Forthcoming and in Print

Why De Anima Needs III.12–13
Forthcoming. | Contact me for a copy.

Review of Thomas Johansen, The Powers of Aristotle’s Soul
2016. Philosophical Review 125 (1): 135138. | Preprint

In Progress

Aristotle’s Doctrine of the Discriminative Mean
I develop an analogy between the senses and the character virtues to show that perceptual discrimination, in its most basic form, is a state in which the subject is presented with the essential, mind-independent nature of a sensible quality.

Aristotle on Soul as a “Complex Activity”
In the biological works Aristotle articulates a conception of the soul as a “certain complex activity” that grounds explanations of all of an organism’s natural attributes. I argue that this conception of soul is also present in the De Anima, where Aristotle uses it to defend the unity of the various species of soul in the face of the observation that “life is said in many ways”.

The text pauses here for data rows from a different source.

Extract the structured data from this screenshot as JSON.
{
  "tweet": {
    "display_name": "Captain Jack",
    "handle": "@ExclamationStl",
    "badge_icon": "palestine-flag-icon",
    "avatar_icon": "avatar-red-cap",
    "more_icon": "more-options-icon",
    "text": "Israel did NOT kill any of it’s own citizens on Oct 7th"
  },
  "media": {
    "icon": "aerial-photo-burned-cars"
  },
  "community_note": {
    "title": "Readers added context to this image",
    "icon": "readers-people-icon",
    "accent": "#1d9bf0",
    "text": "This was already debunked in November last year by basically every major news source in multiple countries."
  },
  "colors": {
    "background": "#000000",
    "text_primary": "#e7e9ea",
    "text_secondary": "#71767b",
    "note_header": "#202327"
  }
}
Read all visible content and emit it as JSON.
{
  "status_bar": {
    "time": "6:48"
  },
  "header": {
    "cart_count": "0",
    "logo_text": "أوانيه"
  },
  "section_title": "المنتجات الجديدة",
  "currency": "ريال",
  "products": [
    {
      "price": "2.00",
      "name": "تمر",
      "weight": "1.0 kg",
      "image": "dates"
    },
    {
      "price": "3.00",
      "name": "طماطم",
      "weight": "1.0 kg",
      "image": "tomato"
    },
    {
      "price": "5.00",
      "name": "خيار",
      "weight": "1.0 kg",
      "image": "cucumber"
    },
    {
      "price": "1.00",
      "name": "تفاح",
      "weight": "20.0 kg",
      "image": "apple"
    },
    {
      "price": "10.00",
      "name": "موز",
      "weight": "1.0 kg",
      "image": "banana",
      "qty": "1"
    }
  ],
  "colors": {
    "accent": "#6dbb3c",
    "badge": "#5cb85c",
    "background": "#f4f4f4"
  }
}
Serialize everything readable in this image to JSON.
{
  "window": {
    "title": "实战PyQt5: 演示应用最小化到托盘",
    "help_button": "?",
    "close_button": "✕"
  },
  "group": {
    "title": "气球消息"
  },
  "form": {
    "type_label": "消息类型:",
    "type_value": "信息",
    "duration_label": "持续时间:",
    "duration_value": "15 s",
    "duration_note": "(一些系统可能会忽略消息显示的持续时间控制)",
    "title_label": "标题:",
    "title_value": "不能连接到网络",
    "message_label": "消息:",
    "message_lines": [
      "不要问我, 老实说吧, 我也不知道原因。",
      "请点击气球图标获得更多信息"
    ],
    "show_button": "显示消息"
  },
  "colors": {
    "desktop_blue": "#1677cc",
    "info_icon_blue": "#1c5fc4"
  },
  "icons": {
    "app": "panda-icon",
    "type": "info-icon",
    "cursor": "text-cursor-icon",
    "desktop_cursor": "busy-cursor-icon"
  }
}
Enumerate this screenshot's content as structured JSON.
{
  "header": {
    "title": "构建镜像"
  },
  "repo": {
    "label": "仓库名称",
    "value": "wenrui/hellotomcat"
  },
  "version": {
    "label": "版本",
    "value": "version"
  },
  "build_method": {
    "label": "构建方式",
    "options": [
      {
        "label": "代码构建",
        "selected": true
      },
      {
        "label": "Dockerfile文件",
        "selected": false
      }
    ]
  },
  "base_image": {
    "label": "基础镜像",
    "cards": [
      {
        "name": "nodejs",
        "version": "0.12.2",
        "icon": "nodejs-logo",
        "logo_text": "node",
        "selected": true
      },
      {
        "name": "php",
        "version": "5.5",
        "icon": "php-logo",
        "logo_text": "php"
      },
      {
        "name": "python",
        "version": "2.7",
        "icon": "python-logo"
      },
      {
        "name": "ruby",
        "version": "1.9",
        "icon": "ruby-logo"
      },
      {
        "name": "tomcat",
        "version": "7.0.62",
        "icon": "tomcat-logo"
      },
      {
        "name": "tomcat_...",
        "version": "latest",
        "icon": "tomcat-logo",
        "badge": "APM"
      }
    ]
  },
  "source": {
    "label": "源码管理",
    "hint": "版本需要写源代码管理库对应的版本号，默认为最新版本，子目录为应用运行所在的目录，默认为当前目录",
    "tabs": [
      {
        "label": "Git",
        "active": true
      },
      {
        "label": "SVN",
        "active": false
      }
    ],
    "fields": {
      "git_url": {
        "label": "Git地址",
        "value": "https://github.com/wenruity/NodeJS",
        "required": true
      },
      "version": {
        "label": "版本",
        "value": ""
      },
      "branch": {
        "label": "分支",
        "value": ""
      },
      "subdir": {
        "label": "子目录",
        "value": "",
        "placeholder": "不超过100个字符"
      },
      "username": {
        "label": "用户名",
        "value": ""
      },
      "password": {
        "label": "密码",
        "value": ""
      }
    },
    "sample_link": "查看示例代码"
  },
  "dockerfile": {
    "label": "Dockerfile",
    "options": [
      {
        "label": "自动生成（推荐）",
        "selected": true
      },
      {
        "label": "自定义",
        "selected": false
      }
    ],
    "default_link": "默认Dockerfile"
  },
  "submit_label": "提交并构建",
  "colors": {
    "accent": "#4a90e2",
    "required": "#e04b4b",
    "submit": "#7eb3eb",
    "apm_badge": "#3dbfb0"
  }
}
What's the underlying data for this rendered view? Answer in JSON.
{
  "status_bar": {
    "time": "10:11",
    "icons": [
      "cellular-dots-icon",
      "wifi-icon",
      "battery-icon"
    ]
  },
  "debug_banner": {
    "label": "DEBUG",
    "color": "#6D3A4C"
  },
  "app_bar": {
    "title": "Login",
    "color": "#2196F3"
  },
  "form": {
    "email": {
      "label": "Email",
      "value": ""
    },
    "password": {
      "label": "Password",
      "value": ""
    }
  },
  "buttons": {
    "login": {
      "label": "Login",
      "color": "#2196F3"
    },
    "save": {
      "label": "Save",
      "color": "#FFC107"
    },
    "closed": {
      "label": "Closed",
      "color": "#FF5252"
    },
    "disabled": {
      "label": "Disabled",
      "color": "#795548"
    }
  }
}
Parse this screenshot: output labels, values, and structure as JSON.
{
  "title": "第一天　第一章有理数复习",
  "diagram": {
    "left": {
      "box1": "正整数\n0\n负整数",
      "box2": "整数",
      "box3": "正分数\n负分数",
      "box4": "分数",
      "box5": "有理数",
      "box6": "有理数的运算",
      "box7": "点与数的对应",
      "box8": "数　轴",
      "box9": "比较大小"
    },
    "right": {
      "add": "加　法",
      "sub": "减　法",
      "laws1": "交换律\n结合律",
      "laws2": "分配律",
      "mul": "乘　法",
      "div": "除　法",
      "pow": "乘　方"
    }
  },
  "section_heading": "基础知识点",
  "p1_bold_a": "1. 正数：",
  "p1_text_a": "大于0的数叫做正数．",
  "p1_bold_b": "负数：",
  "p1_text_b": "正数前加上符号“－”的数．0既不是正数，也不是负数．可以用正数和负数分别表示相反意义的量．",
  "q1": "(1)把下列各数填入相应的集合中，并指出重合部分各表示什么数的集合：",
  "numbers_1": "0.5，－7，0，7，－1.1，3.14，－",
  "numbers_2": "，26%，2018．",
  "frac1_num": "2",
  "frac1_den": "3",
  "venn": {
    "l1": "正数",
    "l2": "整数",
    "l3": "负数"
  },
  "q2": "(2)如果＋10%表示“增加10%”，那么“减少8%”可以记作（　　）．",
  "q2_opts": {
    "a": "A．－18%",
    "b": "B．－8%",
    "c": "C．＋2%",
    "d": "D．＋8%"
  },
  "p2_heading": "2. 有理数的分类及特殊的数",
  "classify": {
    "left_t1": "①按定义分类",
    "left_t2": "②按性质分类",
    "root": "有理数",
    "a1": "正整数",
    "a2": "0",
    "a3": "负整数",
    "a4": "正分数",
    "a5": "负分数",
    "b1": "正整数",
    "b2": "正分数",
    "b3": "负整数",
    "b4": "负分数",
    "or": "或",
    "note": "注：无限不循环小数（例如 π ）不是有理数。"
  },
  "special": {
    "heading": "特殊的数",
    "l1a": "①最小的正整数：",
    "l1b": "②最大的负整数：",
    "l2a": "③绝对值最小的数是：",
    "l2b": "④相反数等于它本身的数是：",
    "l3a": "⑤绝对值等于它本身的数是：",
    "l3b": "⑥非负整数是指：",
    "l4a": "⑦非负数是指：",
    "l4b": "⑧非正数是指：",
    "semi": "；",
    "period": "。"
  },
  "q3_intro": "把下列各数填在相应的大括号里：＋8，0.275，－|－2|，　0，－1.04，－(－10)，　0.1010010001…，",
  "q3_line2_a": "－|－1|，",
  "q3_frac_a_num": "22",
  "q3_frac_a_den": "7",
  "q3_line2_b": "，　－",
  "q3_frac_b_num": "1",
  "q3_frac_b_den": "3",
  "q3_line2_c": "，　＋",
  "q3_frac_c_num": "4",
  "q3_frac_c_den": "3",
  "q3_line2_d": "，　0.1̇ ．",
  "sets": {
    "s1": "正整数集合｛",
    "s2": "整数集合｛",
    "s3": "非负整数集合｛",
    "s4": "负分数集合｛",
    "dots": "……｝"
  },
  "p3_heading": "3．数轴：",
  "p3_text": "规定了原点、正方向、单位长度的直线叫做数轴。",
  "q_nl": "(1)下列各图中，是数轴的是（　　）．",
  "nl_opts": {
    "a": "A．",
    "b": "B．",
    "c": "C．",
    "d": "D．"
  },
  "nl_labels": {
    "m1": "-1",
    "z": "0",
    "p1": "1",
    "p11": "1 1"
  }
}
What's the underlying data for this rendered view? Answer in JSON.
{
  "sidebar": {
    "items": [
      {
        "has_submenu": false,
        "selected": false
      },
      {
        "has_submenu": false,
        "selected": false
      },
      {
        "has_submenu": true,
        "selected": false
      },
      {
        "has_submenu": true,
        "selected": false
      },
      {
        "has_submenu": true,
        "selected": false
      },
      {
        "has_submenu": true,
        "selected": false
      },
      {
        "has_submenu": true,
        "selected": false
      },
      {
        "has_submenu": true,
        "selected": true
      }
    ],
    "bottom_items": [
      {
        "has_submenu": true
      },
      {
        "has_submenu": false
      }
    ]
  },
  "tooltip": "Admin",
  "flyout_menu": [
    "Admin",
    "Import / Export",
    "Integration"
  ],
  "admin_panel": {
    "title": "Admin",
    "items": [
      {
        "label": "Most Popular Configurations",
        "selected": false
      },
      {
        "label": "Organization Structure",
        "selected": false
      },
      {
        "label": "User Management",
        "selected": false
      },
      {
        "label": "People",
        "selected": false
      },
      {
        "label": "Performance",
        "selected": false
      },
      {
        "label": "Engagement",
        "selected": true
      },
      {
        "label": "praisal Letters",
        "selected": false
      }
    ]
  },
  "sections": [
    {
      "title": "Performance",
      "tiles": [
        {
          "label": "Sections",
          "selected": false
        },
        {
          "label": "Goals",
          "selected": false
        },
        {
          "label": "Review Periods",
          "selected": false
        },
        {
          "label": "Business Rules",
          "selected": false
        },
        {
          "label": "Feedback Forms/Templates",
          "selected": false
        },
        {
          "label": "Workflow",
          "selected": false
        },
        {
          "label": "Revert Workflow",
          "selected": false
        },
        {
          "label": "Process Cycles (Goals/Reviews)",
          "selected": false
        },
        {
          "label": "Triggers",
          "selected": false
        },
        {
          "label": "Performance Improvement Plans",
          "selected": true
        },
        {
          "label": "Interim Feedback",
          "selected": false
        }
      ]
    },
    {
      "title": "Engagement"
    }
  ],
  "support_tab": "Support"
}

Hearing Speech Incidentally
Current views over the semantic content of auditory perception range between the liberal (we literally hear the meaning of an utterance made in a language we understand) and the conservative (hearing an utterance in a language we understand is only a matter of hearing semantically relevant features, such as phonemes, in addition to low-level properties like pitch and timbre). I argue for a moderate view on the basis of an Aristotelian distinction between per se and incidental perceptual contents, and I suggest that this broadly speaking Aristotelian theory of perceptual content warrants serious consideration in its own right.

Aristotle on Why Animals Have Phantasia
I propose a new way of coming to grips with Aristotle’s exegetically slippery notion of phantasia (imagination), taking as my starting point Aristotle’s ambivalence in De Anima on whether to attribute the faculty of phantasia to all or to some animals. I argue that Aristotle ambivalence reflects a dual role for that faculty in his psychology. Phantasia plausibly belongs to all animals because it is responsible for providing the phenomenal, qualitative aspects of cognitive episodes; but it plausibly belongs only to cognitively advanced animals insofar as it enables representation of what are for them vitally important, but not directly perceptible, features of the perceptual environment.